Component data from apps and pages:
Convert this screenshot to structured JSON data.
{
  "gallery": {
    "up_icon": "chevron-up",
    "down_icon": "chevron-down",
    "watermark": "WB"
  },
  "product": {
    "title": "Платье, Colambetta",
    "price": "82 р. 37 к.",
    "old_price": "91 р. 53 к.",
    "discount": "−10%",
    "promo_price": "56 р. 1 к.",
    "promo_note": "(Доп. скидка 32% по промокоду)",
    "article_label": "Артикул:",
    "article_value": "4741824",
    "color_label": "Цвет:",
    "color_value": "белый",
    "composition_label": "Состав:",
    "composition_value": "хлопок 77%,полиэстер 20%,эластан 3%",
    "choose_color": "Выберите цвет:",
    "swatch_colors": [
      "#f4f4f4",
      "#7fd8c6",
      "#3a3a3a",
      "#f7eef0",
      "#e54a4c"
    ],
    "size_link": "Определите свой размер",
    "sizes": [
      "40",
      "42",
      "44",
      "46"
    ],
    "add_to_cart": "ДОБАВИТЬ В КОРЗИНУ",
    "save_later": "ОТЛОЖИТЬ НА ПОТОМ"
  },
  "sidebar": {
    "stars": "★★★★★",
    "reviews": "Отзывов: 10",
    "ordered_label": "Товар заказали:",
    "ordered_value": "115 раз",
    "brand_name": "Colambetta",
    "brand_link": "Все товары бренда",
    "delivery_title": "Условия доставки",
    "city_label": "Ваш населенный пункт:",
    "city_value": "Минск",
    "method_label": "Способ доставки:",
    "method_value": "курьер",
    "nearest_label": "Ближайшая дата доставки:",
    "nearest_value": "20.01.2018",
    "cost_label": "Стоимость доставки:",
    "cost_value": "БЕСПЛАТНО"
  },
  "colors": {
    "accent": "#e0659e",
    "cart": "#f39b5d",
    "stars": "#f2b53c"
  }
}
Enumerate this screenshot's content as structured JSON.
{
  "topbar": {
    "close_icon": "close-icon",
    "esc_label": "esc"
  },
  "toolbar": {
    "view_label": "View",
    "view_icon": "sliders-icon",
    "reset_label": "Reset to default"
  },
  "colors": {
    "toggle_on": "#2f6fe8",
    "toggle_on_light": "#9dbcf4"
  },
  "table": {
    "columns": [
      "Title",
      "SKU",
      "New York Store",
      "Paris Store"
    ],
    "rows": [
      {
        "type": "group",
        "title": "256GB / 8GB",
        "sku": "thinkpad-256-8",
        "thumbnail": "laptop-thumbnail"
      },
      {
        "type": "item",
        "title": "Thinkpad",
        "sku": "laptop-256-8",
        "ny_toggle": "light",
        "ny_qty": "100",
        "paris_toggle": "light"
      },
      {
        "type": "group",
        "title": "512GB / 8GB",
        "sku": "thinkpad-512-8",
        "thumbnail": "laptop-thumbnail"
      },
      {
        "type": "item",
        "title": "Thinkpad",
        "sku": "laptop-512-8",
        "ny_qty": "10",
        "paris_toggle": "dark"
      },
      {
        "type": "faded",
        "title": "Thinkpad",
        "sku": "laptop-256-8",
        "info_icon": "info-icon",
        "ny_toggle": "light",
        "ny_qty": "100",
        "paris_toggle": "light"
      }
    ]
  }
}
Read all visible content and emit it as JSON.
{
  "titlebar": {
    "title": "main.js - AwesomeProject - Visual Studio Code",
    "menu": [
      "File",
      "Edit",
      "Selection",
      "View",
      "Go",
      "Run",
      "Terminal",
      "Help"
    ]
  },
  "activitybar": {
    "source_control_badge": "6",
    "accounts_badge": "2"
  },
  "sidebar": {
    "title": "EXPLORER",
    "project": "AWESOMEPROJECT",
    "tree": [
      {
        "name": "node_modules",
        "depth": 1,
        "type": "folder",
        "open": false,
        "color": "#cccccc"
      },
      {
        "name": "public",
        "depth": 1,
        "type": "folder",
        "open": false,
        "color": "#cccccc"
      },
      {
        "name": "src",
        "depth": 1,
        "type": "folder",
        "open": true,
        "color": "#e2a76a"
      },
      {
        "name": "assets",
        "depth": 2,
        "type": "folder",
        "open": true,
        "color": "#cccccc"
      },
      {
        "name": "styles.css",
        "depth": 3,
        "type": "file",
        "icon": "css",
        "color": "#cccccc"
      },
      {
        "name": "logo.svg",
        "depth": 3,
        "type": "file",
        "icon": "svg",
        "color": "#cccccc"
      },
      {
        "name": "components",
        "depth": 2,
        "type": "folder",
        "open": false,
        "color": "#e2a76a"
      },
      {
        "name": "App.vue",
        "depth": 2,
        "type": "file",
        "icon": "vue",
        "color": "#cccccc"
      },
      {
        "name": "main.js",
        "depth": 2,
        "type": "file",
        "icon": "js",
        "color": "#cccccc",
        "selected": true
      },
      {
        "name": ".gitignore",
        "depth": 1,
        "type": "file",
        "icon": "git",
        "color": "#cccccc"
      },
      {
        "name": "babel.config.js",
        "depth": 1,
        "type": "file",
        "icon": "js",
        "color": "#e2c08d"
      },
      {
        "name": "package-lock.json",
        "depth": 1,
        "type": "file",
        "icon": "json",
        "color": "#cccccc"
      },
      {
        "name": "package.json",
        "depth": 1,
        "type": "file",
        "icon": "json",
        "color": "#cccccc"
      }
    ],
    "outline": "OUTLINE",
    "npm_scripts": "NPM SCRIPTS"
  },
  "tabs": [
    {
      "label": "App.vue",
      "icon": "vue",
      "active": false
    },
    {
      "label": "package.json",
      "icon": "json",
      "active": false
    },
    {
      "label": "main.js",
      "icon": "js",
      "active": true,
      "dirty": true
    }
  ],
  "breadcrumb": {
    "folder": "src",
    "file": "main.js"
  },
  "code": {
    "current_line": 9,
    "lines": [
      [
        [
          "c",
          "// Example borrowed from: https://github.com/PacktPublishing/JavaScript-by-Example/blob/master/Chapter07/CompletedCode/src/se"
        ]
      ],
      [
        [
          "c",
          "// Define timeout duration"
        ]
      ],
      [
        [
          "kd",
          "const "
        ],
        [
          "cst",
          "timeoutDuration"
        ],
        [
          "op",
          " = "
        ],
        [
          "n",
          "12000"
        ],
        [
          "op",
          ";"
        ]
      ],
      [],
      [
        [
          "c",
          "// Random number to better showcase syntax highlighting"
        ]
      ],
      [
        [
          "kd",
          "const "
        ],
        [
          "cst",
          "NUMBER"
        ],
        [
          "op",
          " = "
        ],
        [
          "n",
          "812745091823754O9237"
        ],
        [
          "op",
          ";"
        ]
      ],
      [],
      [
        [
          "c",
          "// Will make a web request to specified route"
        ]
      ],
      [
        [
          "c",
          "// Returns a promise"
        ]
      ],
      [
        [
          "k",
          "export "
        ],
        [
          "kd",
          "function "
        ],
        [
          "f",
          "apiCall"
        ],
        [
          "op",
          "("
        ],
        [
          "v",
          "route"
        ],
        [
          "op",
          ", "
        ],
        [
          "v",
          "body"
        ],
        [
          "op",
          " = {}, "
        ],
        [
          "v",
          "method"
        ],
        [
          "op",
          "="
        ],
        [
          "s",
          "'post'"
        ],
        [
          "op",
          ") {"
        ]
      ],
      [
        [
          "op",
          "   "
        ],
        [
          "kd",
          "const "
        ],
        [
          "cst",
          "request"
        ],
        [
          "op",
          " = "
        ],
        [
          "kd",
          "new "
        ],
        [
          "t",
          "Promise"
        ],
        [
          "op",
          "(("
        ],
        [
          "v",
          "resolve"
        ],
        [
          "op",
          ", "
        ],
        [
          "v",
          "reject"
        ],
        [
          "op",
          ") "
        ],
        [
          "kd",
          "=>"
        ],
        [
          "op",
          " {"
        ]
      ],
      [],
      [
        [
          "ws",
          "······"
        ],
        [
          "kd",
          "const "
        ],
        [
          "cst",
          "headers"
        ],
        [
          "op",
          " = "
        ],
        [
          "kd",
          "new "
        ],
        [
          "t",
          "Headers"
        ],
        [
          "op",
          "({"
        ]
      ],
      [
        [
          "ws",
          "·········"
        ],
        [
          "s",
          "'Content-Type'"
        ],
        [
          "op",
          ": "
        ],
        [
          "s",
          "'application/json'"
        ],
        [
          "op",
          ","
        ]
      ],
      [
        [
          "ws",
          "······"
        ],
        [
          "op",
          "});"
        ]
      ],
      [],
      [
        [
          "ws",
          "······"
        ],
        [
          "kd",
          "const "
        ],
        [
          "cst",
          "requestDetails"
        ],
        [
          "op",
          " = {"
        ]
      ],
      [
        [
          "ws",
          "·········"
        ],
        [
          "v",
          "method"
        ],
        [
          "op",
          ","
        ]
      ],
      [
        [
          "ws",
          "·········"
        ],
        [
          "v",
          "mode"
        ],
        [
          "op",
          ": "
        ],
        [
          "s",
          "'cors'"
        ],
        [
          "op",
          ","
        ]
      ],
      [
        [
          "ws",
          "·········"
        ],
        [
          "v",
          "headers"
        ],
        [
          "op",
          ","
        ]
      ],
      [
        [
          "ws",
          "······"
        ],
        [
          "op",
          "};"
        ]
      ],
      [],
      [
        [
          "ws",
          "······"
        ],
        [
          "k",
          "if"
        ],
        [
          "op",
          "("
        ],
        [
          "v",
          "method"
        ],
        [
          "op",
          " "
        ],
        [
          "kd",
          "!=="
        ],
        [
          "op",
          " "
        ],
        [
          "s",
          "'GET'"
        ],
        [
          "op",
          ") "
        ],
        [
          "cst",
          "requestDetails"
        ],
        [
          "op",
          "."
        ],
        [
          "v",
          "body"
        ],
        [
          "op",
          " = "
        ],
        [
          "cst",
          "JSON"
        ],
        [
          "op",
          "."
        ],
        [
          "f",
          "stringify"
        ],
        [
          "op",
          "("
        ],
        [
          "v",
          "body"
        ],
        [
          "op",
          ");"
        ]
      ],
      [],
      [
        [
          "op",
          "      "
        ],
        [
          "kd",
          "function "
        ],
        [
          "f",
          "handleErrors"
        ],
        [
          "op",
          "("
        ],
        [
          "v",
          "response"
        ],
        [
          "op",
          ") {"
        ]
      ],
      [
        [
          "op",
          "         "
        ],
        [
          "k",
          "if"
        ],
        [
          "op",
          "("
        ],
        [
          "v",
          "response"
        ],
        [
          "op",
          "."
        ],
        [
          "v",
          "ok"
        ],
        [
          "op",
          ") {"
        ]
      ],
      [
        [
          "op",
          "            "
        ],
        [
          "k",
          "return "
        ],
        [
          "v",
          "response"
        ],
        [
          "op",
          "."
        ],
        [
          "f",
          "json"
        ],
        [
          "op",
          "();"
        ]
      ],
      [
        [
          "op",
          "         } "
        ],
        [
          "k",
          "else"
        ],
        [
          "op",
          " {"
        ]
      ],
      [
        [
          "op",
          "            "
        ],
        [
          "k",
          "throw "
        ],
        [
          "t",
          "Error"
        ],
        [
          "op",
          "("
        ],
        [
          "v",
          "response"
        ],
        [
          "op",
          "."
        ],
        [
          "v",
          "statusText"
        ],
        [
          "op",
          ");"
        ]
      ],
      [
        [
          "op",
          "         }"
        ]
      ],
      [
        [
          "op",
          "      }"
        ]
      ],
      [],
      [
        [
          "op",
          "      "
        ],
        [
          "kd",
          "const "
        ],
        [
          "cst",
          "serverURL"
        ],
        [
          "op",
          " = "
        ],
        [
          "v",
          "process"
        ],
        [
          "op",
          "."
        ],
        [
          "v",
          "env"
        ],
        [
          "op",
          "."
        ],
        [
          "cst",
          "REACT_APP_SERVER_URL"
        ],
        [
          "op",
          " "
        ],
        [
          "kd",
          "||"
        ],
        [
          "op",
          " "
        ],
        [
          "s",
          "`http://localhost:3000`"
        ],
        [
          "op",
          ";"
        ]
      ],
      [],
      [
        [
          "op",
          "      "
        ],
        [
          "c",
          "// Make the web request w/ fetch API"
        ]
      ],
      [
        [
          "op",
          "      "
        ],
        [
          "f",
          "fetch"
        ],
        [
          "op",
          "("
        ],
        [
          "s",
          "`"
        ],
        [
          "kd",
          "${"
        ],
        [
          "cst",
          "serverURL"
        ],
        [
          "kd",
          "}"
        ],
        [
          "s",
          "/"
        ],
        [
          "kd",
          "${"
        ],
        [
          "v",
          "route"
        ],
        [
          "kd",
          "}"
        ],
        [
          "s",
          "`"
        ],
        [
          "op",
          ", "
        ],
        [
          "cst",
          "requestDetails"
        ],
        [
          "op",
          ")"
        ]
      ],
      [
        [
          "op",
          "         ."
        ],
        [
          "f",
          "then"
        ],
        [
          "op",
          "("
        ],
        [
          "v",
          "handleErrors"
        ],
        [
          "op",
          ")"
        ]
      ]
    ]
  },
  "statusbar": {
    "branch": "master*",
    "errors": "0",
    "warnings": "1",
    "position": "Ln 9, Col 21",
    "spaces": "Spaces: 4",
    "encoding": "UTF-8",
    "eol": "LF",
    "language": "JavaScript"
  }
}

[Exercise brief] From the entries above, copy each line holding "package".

[Solution for this exercise]
        "name": "package-lock.json",
        "name": "package.json",
      "label": "package.json",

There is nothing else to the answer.